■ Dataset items
● ● ●

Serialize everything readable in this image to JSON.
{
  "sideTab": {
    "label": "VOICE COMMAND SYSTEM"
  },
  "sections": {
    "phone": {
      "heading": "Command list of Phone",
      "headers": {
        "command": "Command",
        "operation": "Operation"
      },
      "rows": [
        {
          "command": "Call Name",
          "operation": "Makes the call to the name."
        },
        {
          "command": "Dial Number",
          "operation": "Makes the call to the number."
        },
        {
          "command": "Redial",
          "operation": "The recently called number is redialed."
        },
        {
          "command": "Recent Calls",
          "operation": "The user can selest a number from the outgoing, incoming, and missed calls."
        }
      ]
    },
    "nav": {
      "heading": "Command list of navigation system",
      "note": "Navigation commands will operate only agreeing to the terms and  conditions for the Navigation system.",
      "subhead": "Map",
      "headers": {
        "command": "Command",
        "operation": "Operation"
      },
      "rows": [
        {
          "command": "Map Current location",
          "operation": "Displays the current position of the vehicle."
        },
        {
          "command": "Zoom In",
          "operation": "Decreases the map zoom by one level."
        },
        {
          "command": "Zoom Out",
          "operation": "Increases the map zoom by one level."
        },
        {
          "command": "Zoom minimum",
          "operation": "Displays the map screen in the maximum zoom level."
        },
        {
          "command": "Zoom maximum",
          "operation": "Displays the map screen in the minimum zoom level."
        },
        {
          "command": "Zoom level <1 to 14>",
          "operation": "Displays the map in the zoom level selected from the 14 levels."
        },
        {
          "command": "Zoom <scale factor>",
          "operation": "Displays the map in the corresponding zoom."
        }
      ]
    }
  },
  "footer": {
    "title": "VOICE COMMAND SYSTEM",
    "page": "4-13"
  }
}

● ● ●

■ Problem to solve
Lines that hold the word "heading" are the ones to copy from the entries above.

■ Answer
      "heading": "Command list of Phone",
      "heading": "Command list of navigation system",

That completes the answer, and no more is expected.